By Benny Kuruvilla


S.African Minister speaking to civil society on Annex C

In the Ministerial draft that was taken from Geneva to Hong Kong the sections on services (Paragraph 19-21 in the main text and Annex C) were the most controversial. The brackets on Annex C, which showed that it was not a consensus document, partly reflected this. 
Knowing that services could stymie a successful outcome at Hong Kong, it was tactically discussed before the Ministerial began in a meeting of the Core Group on services (a non inclusive group which comprises 15 countries and is co-chaired by the US and India) on the evening of 12 December 2005. It was not on the agenda for the first 2 days of the Ministerial. The idea of the main demandeurs was to front load the ministerial with other issues such as agriculture, NAMA and development and introduce Annex C towards the end thereby ensuring that dissenting voices would be muted.

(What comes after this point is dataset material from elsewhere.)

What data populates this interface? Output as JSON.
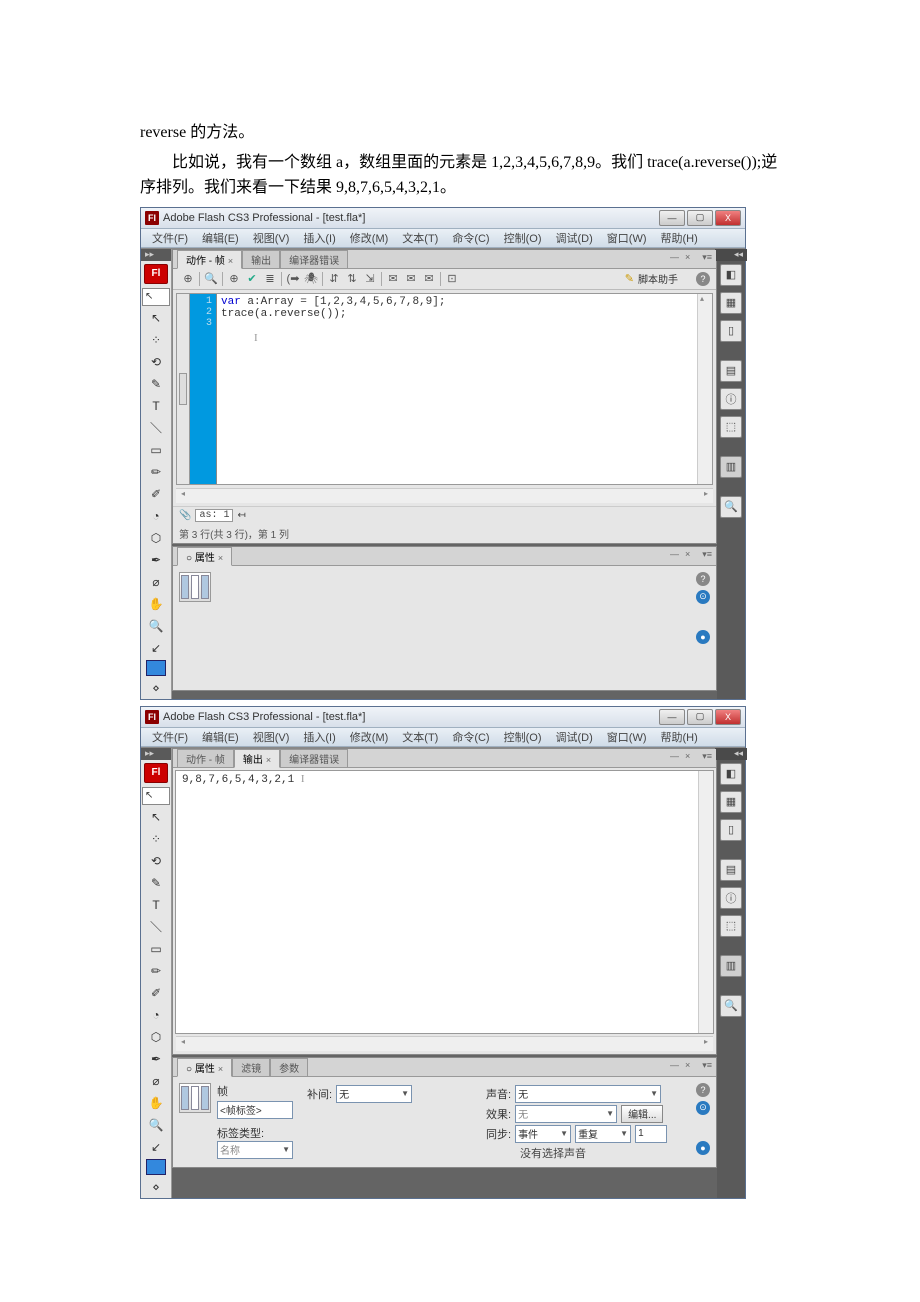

They couldn’t have been further away from the truth. On 15 December 2005, Philippines, South Africa, Indonesia, Venezuela and Cuba submitted a letter to Chairman John Tsang that mentions that Annex C cannot be part of the final Ministerial declaration. The G90 has also submitted an alternative text to Annex C. Both these developments have been severely criticized by countries such as US, EU, Switzerland, Japan, Australia and India.
G90 PROPOSAL: Though the G90 text deletes contentious sections from Annex C there are 3 main areas where it is still problematic. Paragraph 5 calls for members to develop disciplines on domestic regulation before the end of the current round of negotiations. It refers to an extremely problematic text that was submitted by the Chairman of the Working Party on Domestic Regulation to the GATS Council on 15 November 2005 as the reference document. The underlying principle of the negotiations on domestic regulation is to develop disciplines that ensure that domestic regulatory frameworks are not ‘unnecessary barriers’ to trade. Several developing countries are wary of this and have called for more time to understand the implications of multilateral rules on domestic regulation. In paragraph 6 it mentions, similar to Annex C, that negotiations may also be pursued on a plurilateral basis. Paragraph 10 calls for effective timelines to conclude the negotiations and mentions that any outstanding initial offers and plurilateral requests shall be submitted as soon as possible.
CIVIL SOCIETY RALLIES BEHIND VENEZUELA AND SOUTH AFRICA: In an emergency meeting with civil society groups the Venezuelan Ambassador Oscar Carvallo called for support and solidarity. Earlier in the day Venezuela formally stated that their position was for a complete rejection of Annex C. Ambassador Carvallo said that the G90 proposal was a timely intervention but it still in some ways preserves elements of Annex C. ‘We are willing to engage in the negotiations but only if the present Annex is rejected and the G90 proposal is used as a basis for talks. This is our take it or leave it position’, he said. It was reported that Cuba would also walk out of the talks if Annex C was used as the basis for negotiations. Other countries that were being brought in to strengthen this group included South Africa, Philippines, Indonesia and Kenya. Several G90 countries were also being contacted. The Venezuelan Ambassador also informed groups that a green room on services was to start and they were being kept out of it.
South African Minister for Trade and Industry Mandisi Mpahlwa also invited civil society groups to listen to his country’s positions on Annex C. ‘Its quite clear that we wont achieve anything useful in Hong Kong. In services South Africa’s position is that developments are not keeping with the agreed flexible approach’, he told a packed room of civil society groups from across the world. 
GROUPS SUPPORTING ANNEX C: Clearly in a minority now countries in favour of Annex C include Japan, Australia, Hong Kong, Canada, India, United States, Chile, Mexico and Switzerland. The EU opposed Annex C but for completely different reasons. They want Annex C re-opened to include stronger language with numerical targets for increasing FDI and more clarity on plurilateral negotiations.